Willem Pruller’s Diary was one of the first ever published in the west after the war. It gained attention as providing an insight into the mind of an ordinary German soldier, someone who was both a Roman Catholic and a committed Nazi:
Monday, 30th June 1941
At 5.45 we’re up again. Our major is to report to Regiment Headquarters. The road is the worst imaginable: deep sand and then huge craters right across the whole road, and this mile after mile. I write the orders on the road.
My eyes ache from looking at so many vehicles, one after the other as far as you can see. We arrive about 15.00, after travelling along these impossible roads, in Busk, where there’s still fighting going on. The western entrance of the town is jammed full of our vehicles, and all you can see there is dust, but the Russian guns are still barking away at the eastern end.
On the other side of the bridge an armoured scout car is burning; the bang of its ammunition covers the noise of our motored columns. They are hauling some Russians out of the houses – disgusting creatures.
Our colonel sits at a table, completely calm, and gives his orders. Among a batch of Russians who are in the process of surrendering we catch sight of a wounded, uniformed Russian woman. She’s the first skirt in uniform we’ve seen in Russia so far. Neither Red Cross nurses, nor anything else, but actually soldiers!

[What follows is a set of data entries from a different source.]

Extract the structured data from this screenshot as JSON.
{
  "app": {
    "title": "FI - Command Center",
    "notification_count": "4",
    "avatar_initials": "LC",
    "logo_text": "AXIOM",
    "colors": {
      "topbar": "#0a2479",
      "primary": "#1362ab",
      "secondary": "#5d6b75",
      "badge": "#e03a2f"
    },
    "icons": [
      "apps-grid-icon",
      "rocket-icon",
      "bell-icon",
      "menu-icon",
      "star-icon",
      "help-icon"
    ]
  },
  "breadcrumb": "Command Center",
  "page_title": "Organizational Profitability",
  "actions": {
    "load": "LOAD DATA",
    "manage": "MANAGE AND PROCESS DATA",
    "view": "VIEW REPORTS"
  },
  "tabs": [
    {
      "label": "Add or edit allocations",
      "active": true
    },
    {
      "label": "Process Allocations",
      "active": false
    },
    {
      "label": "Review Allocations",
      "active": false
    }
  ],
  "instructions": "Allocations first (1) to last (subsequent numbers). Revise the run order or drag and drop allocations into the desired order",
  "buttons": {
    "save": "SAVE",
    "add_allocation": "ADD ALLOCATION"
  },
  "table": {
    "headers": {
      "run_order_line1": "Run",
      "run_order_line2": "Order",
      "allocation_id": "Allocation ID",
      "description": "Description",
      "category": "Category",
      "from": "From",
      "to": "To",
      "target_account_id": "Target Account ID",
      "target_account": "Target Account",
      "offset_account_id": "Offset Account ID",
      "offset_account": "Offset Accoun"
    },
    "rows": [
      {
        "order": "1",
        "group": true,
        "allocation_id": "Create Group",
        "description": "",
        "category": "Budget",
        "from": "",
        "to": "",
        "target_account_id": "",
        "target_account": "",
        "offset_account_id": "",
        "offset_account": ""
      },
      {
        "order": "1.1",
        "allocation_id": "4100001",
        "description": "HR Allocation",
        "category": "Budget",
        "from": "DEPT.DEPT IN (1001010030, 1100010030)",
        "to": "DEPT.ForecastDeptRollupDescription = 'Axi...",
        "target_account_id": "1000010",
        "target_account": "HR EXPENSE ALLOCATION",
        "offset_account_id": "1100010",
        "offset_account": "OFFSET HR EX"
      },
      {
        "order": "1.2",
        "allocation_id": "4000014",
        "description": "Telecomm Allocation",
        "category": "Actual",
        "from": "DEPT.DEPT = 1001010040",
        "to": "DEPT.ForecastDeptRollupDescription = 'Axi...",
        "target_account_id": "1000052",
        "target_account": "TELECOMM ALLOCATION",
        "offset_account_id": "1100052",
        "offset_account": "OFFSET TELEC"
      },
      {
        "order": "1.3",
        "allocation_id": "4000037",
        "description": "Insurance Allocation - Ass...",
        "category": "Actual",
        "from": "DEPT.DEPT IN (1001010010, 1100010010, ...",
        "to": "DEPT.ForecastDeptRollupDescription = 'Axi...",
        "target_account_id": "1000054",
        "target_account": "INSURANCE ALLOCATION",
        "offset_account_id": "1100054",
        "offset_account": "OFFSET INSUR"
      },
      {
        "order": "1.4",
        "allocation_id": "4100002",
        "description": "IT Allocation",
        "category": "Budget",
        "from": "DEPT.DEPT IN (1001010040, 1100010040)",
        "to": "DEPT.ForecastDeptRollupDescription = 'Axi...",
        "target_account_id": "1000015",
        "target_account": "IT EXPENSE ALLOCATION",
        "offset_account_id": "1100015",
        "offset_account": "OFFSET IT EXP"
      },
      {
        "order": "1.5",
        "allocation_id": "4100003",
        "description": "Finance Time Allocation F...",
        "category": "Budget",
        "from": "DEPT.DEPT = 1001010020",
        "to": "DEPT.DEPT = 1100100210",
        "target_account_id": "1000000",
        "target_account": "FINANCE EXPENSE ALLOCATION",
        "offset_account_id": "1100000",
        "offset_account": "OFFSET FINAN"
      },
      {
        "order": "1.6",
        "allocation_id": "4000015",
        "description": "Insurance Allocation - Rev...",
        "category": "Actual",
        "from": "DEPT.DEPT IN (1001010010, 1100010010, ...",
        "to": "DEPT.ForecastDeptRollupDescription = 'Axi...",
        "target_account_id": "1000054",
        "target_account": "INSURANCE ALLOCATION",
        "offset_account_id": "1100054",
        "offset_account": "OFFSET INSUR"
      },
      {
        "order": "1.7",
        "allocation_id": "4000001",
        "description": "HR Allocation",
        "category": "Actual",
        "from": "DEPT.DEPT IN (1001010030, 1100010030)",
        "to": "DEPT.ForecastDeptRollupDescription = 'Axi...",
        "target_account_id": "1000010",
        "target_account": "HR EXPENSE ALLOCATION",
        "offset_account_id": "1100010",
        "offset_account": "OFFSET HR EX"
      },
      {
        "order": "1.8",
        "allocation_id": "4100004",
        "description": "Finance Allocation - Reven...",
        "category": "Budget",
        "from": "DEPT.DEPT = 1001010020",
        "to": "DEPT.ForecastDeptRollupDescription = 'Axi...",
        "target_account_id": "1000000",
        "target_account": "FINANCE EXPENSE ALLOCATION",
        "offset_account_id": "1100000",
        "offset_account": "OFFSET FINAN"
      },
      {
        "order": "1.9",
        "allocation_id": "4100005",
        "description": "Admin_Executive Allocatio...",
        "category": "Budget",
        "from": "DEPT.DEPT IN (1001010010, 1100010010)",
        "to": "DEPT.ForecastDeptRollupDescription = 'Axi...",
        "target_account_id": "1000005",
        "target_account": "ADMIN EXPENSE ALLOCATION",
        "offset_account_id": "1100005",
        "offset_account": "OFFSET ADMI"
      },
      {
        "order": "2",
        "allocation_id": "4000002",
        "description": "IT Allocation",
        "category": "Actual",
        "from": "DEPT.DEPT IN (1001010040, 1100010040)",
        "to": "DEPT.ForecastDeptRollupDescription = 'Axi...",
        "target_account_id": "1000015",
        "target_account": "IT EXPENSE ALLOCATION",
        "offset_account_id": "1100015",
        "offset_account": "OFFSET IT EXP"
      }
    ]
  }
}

This region has quite a lot of Ukrainians. In every village we’re showered with bouquets of flowers, even more beautiful ones than we got when we entered Vienna. Really! It’s true! In front of some villages they have erected triumphal arches. Some have the following inscription in Russian and German: ‘The Ukrainian peoples thank their liberators, the brave German army. Heil Adolf Hitler!’
The people here are overjoyed, and it’s a special piece of luck for us to be here, too. For we’re fighting this battle not only against the world’s poisoners, but in the case of the Ukraine we are liberating a people from an almost unbearable yoke. We are so proud, so happy!